Dr. Leora Lanzkowsky, former medical director of the Eisenhower Medical Center in Rancho Mirage, CA, and colleagues conducted BSGI and breast MRI on patients with complex, inconclusive mammographic and/or ultrasonic findings. The researchers examined 48 patients and found 63 abnormalities.

BSGI and MRI yielded consistent results in 37 of these areas and were inconsistent in 26. MRI was inconclusive in a greater number of benign cases: 10 versus three on BSGI. The sensitivities of BSGI and MRI were 96% and 88%, respectively, with specificities of 46% and 27%.

The gamma technique images breast cancer differently from MRI, mammography, or ultrasound. Instead of approaching breast cancer in an anatomic way, BSGI examines how breast cancer functions differently from surrounding tissue. Due to an increased rate of metabolic activity, cancerous cells in the breast absorb a greater amount of the pharmaceutical tracing agent injected into patients than does the normal surrounding tissue. In this way, BSGI can find occult lesions as small as 1 mm.

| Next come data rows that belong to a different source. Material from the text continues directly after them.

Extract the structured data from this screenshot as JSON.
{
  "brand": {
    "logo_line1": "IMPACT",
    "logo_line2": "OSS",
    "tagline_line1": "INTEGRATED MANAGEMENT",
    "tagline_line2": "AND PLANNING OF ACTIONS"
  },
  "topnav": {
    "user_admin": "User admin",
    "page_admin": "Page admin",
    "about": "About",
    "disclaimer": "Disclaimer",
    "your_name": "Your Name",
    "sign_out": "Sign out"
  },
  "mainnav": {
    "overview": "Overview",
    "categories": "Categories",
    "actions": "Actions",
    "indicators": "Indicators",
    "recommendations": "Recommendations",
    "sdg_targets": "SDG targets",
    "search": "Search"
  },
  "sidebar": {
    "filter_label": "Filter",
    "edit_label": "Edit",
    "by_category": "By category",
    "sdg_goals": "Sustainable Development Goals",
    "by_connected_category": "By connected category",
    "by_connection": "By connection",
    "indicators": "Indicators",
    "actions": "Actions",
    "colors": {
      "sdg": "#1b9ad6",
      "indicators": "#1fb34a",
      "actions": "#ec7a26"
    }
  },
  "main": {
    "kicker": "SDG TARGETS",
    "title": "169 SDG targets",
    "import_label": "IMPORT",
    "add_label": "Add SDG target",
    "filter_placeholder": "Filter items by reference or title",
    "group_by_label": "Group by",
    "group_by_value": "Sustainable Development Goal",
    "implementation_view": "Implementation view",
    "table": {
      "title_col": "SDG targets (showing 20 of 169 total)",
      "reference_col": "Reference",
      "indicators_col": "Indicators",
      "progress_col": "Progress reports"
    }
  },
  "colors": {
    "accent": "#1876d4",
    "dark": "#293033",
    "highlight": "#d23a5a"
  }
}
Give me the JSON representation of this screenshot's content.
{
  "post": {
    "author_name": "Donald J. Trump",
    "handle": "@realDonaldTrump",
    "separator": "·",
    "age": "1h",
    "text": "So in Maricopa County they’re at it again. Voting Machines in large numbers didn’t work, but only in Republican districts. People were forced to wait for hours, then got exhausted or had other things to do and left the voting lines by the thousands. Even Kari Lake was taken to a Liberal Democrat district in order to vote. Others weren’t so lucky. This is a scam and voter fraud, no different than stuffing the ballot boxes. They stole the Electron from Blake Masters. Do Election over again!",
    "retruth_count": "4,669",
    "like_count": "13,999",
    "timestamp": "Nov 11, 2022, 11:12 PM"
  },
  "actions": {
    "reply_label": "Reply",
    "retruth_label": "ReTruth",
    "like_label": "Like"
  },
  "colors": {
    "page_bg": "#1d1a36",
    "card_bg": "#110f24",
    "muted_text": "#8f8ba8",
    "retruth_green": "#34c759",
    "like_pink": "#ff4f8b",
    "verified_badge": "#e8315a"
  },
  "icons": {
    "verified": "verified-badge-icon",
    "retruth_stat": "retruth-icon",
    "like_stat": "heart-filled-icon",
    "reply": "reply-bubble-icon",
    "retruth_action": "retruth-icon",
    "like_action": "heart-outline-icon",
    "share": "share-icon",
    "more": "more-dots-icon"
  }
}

The radiation dose of BSGI is similar to that of mammography, according to Bob Moussa, president and CEO of Dilon Technologies, a manufacturer of a BSGI camera.

"Our BSGI imaging room is directly across from our reading room. We don't have any extra shielding. Patients can just leave and come into the general public. It's a very low dose of radiation," Brem said.